■ ABOUT THIS TASK ■
The answer must be the full listing, reproduced without any change.

■ AVAILABLE DATA ■

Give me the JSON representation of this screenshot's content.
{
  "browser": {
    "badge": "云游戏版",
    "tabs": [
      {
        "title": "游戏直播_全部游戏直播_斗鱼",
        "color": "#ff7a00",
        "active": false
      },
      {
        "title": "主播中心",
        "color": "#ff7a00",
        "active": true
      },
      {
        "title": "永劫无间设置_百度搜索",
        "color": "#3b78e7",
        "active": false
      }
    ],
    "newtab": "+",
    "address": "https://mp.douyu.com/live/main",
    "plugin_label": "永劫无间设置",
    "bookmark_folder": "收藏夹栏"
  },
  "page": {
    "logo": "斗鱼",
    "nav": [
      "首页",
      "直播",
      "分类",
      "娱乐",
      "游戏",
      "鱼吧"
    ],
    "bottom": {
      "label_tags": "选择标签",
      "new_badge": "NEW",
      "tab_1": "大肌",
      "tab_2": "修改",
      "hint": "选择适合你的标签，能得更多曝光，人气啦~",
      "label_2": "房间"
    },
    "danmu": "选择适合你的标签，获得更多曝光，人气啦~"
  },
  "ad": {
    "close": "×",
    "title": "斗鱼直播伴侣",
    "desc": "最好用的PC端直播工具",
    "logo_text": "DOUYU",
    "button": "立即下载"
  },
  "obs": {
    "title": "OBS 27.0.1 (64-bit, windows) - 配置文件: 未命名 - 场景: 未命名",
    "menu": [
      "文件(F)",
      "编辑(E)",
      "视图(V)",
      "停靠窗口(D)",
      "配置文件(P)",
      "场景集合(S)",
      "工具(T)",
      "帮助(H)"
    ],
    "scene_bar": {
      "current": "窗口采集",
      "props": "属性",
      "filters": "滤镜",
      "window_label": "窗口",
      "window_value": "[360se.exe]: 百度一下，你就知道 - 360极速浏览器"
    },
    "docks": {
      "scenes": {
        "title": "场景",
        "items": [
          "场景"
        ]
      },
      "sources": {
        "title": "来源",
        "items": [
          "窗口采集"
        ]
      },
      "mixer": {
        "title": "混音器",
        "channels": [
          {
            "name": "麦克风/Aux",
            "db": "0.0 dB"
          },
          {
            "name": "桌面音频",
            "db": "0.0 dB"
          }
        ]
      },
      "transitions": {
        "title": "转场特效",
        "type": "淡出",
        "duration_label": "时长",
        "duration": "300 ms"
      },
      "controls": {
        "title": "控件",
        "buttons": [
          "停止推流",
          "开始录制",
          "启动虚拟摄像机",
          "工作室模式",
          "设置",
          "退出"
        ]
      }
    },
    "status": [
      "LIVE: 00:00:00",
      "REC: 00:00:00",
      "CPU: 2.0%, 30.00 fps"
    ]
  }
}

■ THE COMPLETED TASK ■
Give me the JSON representation of this screenshot's content.
{
  "browser": {
    "badge": "云游戏版",
    "tabs": [
      {
        "title": "游戏直播_全部游戏直播_斗鱼",
        "color": "#ff7a00",
        "active": false
      },
      {
        "title": "主播中心",
        "color": "#ff7a00",
        "active": true
      },
      {
        "title": "永劫无间设置_百度搜索",
        "color": "#3b78e7",
        "active": false
      }
    ],
    "newtab": "+",
    "address": "https://mp.douyu.com/live/main",
    "plugin_label": "永劫无间设置",
    "bookmark_folder": "收藏夹栏"
  },
  "page": {
    "logo": "斗鱼",
    "nav": [
      "首页",
      "直播",
      "分类",
      "娱乐",
      "游戏",
      "鱼吧"
    ],
    "bottom": {
      "label_tags": "选择标签",
      "new_badge": "NEW",
      "tab_1": "大肌",
      "tab_2": "修改",
      "hint": "选择适合你的标签，能得更多曝光，人气啦~",
      "label_2": "房间"
    },
    "danmu": "选择适合你的标签，获得更多曝光，人气啦~"
  },
  "ad": {
    "close": "×",
    "title": "斗鱼直播伴侣",
    "desc": "最好用的PC端直播工具",
    "logo_text": "DOUYU",
    "button": "立即下载"
  },
  "obs": {
    "title": "OBS 27.0.1 (64-bit, windows) - 配置文件: 未命名 - 场景: 未命名",
    "menu": [
      "文件(F)",
      "编辑(E)",
      "视图(V)",
      "停靠窗口(D)",
      "配置文件(P)",
      "场景集合(S)",
      "工具(T)",
      "帮助(H)"
    ],
    "scene_bar": {
      "current": "窗口采集",
      "props": "属性",
      "filters": "滤镜",
      "window_label": "窗口",
      "window_value": "[360se.exe]: 百度一下，你就知道 - 360极速浏览器"
    },
    "docks": {
      "scenes": {
        "title": "场景",
        "items": [
          "场景"
        ]
      },
      "sources": {
        "title": "来源",
        "items": [
          "窗口采集"
        ]
      },
      "mixer": {
        "title": "混音器",
        "channels": [
          {
            "name": "麦克风/Aux",
            "db": "0.0 dB"
          },
          {
            "name": "桌面音频",
            "db": "0.0 dB"
          }
        ]
      },
      "transitions": {
        "title": "转场特效",
        "type": "淡出",
        "duration_label": "时长",
        "duration": "300 ms"
      },
      "controls": {
        "title": "控件",
        "buttons": [
          "停止推流",
          "开始录制",
          "启动虚拟摄像机",
          "工作室模式",
          "设置",
          "退出"
        ]
      }
    },
    "status": [
      "LIVE: 00:00:00",
      "REC: 00:00:00",
      "CPU: 2.0%, 30.00 fps"
    ]
  }
}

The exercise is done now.